Screened at the 2012 Fantasia Film Festival
Resolution achieves maybe half of what it sets out to do, but that turns out to be enough. Here’s a heady, truly ambitious indie horror effort: a creepy slow-burn chiller, and a relationship drama, and a wry reflection on the medium for good measure. Amiable graphic designer Michael (Peter Cilella) gets an email from his childhood friend Chris (Vinny Curran), who’s holed up in a cabin in the meth- and poverty-ravaged hills where they grew up, having decided to smoke himself to death. Michael decides to go out to the cabin and forcibly detox Chris by handcuffing him to a pipe. As Michael attempts to shepherd his friend through withdrawal, they’re harassed by local junkies, pissed-off Indians from the reservation next door, and eventually something much, much stranger.
There’s a fundamental implausibility at the heart of the film: whatever is hounding the characters does things that are so deeply creepy that any halfway sane individual would immediately turn tail, run away, and never return.

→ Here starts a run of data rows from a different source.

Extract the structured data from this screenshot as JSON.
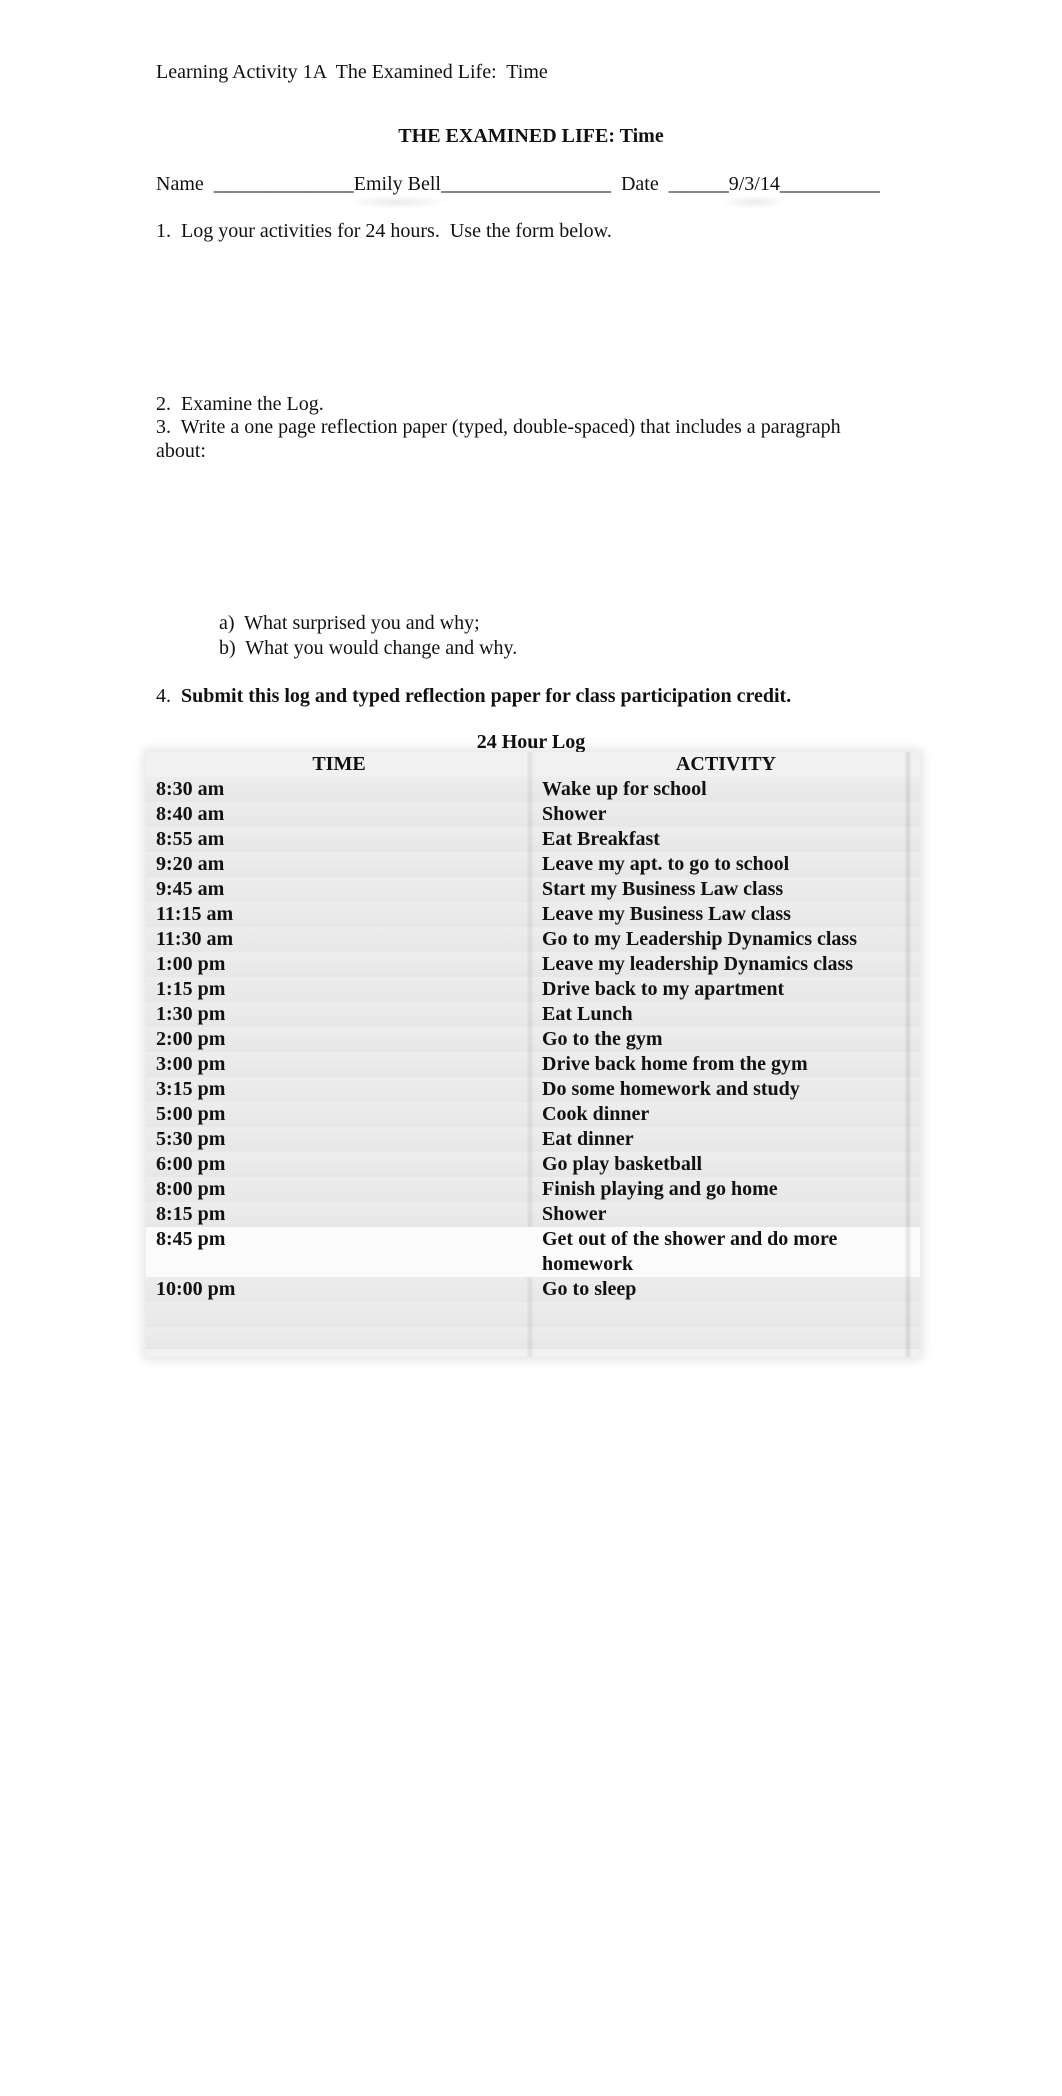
{
  "document": {
    "header": "Learning Activity 1A  The Examined Life:  Time",
    "title": "THE EXAMINED LIFE:  Time",
    "name_label": "Name",
    "name_blank_before": "______________",
    "name_value": "Emily Bell",
    "name_blank_after": "_________________",
    "date_label": "Date",
    "date_blank_before": "______",
    "date_value": "9/3/14",
    "date_blank_after": "__________",
    "instructions": {
      "step1": "1.  Log your activities for 24 hours.  Use the form below.",
      "step2": "2.  Examine the Log.",
      "step3_line1": "3.  Write a one page reflection paper (typed, double-spaced) that includes a paragraph",
      "step3_line2": "about:",
      "sub_a": "a)  What surprised you and why;",
      "sub_b": "b)  What you would change and why.",
      "step4_number": "4.",
      "step4_text": "  Submit this log and typed reflection paper for class participation credit."
    }
  },
  "log": {
    "title": "24 Hour Log",
    "columns": [
      "TIME",
      "ACTIVITY"
    ],
    "rows": [
      {
        "time": "8:30 am",
        "activity": "Wake up for school"
      },
      {
        "time": "8:40 am",
        "activity": "Shower"
      },
      {
        "time": "8:55 am",
        "activity": "Eat Breakfast"
      },
      {
        "time": "9:20 am",
        "activity": "Leave my apt. to go to school"
      },
      {
        "time": "9:45 am",
        "activity": "Start my Business Law class"
      },
      {
        "time": "11:15 am",
        "activity": "Leave my Business Law class"
      },
      {
        "time": "11:30 am",
        "activity": "Go to my Leadership Dynamics class"
      },
      {
        "time": "1:00 pm",
        "activity": "Leave my leadership Dynamics class"
      },
      {
        "time": "1:15 pm",
        "activity": "Drive back to my apartment"
      },
      {
        "time": "1:30 pm",
        "activity": "Eat Lunch"
      },
      {
        "time": "2:00 pm",
        "activity": "Go to the gym"
      },
      {
        "time": "3:00 pm",
        "activity": "Drive back home from the gym"
      },
      {
        "time": "3:15 pm",
        "activity": "Do some homework and study"
      },
      {
        "time": "5:00 pm",
        "activity": "Cook dinner"
      },
      {
        "time": "5:30 pm",
        "activity": "Eat dinner"
      },
      {
        "time": "6:00 pm",
        "activity": "Go play basketball"
      },
      {
        "time": "8:00 pm",
        "activity": "Finish playing and go home"
      },
      {
        "time": "8:15 pm",
        "activity": "Shower"
      },
      {
        "time": "8:45 pm",
        "activity": "Get out of the shower and do more homework"
      },
      {
        "time": "10:00 pm",
        "activity": "Go to sleep"
      },
      {
        "time": "",
        "activity": ""
      },
      {
        "time": "",
        "activity": ""
      }
    ]
  }
}
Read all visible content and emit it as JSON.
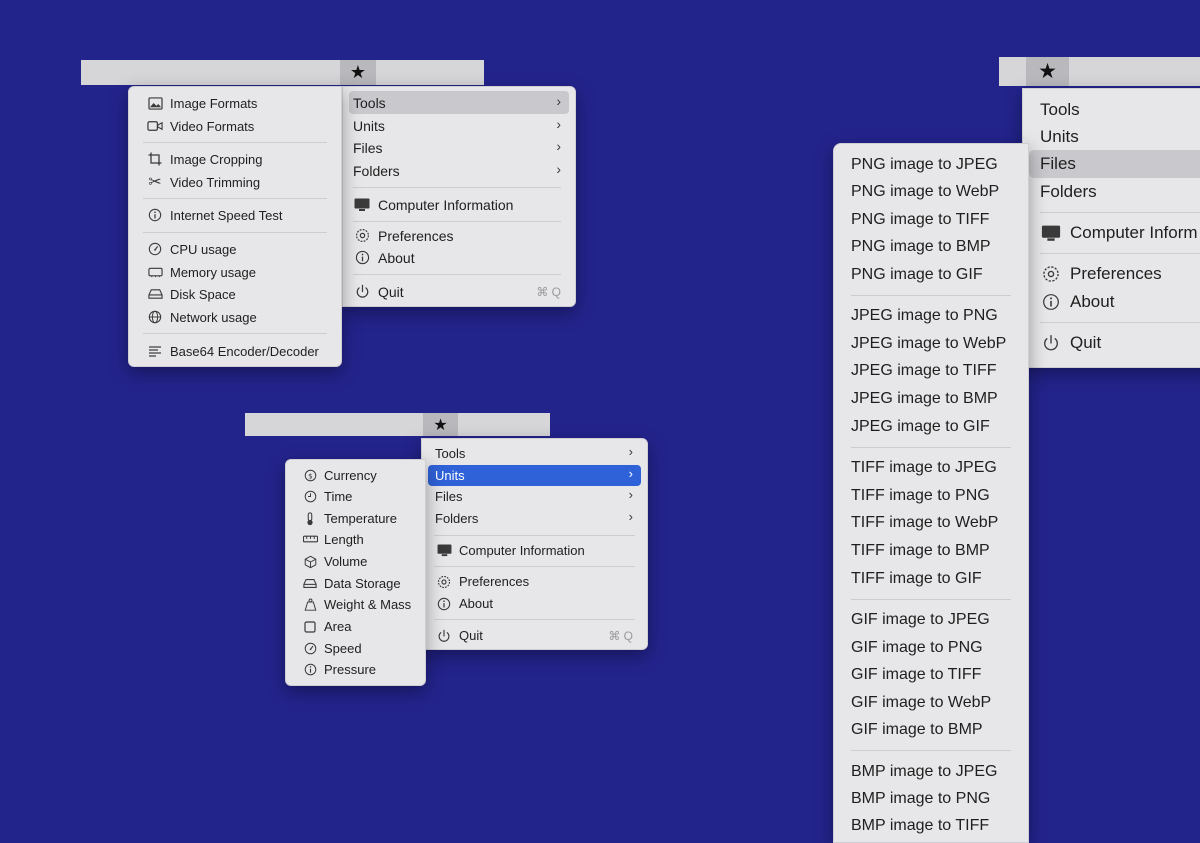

Michael and Chris aren’t permitted to do that, because then there’d be no movie — which may well be the point. Resolution shares some thematic similarities with The Cabin in the Woods, which also imagined that the horror stories we enjoy are actually fashioned for someone else’s benefit. It’s not quite as clever as Drew Goddard’s film, but it takes its set-up more seriously, and delivers some truly unsettling stretches on the way to an abrupt, not-quite-satisfying conclusion. (It’s often quite funny as well, and not in the smug and self-sabotaging way that low-budget horror tends to approach humor — the laughs emerge from the plausible and lived-in relationship between its two protagonists.) This is a seriously promising debut.
— Eugene Novikov